(App and web page records)
--- START ---

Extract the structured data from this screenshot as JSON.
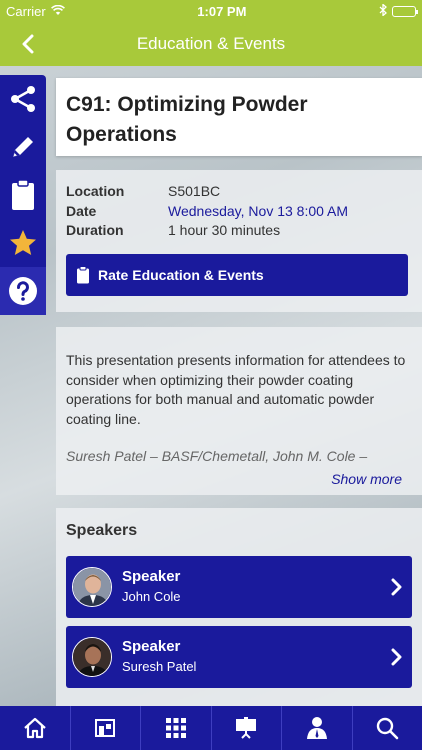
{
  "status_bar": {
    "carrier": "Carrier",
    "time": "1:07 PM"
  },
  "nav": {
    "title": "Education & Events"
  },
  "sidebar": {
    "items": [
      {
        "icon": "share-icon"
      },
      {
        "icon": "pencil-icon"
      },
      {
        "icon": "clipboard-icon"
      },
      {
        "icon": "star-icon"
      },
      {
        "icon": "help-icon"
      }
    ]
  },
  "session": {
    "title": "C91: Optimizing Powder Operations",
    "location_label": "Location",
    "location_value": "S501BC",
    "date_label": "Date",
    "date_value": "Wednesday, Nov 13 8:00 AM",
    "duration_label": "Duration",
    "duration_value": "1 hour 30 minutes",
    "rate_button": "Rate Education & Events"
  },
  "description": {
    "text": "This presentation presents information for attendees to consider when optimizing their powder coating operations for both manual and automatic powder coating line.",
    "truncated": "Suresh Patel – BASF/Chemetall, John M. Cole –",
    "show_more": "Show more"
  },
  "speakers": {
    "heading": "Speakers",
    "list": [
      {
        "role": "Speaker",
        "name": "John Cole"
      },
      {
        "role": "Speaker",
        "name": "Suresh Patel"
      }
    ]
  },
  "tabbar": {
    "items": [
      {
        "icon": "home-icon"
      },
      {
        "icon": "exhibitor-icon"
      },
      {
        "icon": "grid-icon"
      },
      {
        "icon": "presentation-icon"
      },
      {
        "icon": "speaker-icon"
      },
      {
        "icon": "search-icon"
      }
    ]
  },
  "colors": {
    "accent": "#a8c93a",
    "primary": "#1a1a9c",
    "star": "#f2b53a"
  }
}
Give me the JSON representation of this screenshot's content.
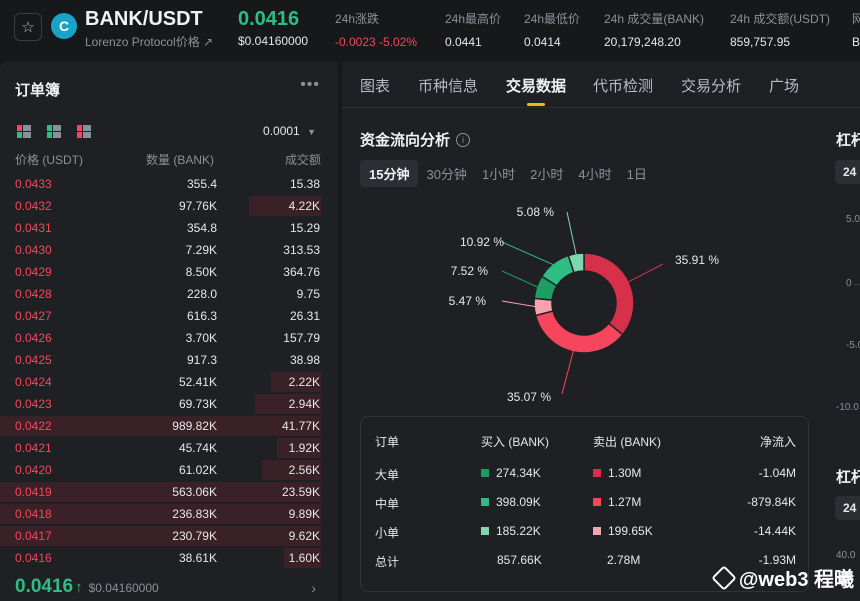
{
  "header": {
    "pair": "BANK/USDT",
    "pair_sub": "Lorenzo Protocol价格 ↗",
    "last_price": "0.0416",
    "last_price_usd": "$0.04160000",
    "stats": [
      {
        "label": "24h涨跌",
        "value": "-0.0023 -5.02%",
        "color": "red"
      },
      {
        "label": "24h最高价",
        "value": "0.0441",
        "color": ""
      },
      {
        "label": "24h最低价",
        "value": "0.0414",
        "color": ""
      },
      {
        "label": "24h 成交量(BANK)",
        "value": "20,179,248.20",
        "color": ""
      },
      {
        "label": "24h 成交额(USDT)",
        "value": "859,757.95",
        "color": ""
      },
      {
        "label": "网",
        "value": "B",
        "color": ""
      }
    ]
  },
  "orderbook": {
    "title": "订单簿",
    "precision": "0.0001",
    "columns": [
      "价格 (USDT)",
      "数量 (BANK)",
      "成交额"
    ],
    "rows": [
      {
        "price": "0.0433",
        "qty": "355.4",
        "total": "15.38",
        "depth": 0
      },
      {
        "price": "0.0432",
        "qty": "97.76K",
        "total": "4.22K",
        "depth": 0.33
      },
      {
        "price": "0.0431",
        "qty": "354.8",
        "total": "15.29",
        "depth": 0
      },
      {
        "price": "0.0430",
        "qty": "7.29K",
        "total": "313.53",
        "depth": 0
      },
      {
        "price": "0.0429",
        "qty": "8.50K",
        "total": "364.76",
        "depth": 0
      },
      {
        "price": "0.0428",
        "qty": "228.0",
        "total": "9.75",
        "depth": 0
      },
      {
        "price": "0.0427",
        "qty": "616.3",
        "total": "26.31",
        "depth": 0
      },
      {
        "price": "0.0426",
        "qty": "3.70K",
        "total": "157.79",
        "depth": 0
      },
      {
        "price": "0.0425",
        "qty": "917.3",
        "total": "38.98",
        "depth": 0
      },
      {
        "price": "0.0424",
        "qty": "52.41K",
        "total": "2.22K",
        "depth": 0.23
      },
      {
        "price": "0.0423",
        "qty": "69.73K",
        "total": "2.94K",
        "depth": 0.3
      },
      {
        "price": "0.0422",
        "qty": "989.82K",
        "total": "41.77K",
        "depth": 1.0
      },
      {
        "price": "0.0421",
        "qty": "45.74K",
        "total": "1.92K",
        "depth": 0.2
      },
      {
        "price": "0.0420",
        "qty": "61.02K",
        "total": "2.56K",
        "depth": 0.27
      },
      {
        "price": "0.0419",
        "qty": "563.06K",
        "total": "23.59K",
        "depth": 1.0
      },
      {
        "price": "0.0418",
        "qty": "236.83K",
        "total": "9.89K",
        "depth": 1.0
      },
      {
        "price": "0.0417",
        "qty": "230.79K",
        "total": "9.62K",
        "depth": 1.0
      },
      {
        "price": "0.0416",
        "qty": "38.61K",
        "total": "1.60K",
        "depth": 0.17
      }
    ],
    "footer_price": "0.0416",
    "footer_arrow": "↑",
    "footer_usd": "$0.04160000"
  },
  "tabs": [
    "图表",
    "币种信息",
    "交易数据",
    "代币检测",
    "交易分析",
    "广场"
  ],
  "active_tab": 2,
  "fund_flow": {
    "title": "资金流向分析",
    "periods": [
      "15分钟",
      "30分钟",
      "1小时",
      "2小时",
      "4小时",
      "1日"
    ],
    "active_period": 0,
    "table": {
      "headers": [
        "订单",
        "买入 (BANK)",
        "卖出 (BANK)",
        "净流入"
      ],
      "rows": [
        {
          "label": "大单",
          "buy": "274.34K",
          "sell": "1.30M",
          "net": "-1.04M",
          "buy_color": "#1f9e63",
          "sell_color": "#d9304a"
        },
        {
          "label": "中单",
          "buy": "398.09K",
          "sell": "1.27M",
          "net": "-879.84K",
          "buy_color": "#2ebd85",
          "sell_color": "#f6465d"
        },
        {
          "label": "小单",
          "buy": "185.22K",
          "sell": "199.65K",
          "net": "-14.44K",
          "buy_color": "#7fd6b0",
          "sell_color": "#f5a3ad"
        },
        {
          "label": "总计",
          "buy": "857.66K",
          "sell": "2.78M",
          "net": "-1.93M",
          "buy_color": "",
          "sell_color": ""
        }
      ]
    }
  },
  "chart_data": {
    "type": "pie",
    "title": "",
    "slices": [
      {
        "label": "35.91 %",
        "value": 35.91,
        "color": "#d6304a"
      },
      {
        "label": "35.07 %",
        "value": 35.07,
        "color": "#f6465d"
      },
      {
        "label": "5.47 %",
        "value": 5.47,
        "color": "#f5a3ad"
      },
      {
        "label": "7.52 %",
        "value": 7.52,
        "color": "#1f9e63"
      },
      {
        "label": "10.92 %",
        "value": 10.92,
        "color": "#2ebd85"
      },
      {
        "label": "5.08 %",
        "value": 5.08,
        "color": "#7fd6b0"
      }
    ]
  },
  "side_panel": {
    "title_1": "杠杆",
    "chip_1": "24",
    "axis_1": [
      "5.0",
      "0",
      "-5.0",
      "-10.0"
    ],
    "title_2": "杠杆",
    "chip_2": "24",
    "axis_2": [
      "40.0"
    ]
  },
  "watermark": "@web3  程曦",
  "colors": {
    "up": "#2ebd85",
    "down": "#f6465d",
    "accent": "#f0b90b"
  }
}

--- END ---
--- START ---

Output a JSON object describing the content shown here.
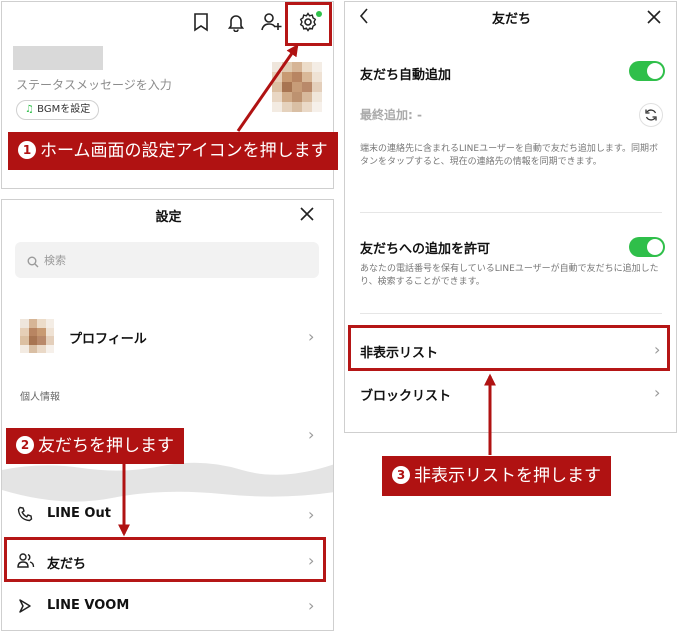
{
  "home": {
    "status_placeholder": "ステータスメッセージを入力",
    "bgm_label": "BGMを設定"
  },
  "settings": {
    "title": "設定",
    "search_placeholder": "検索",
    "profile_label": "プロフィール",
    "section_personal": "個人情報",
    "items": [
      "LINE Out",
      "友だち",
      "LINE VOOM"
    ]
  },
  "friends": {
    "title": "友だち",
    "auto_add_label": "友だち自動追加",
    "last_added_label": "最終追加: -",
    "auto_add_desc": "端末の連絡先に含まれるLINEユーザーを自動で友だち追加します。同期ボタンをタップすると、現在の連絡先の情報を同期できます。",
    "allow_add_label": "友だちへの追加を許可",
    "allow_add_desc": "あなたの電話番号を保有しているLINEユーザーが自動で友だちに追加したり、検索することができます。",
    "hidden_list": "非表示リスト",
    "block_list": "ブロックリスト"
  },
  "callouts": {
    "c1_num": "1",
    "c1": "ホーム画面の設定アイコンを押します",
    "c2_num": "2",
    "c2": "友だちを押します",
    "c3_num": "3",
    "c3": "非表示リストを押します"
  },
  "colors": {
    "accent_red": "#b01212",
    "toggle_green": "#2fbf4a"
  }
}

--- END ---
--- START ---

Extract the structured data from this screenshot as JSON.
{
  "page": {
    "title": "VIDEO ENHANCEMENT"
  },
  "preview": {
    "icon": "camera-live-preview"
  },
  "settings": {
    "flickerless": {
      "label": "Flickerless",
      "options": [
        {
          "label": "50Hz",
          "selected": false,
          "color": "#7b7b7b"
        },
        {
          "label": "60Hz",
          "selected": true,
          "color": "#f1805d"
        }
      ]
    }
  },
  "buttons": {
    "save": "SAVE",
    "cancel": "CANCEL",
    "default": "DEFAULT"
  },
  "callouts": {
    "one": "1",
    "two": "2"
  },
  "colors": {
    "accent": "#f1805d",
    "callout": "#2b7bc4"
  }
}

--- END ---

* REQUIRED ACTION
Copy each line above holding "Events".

* SOLUTION
    "title": "Education & Events"
    "rate_button": "Rate Education & Events"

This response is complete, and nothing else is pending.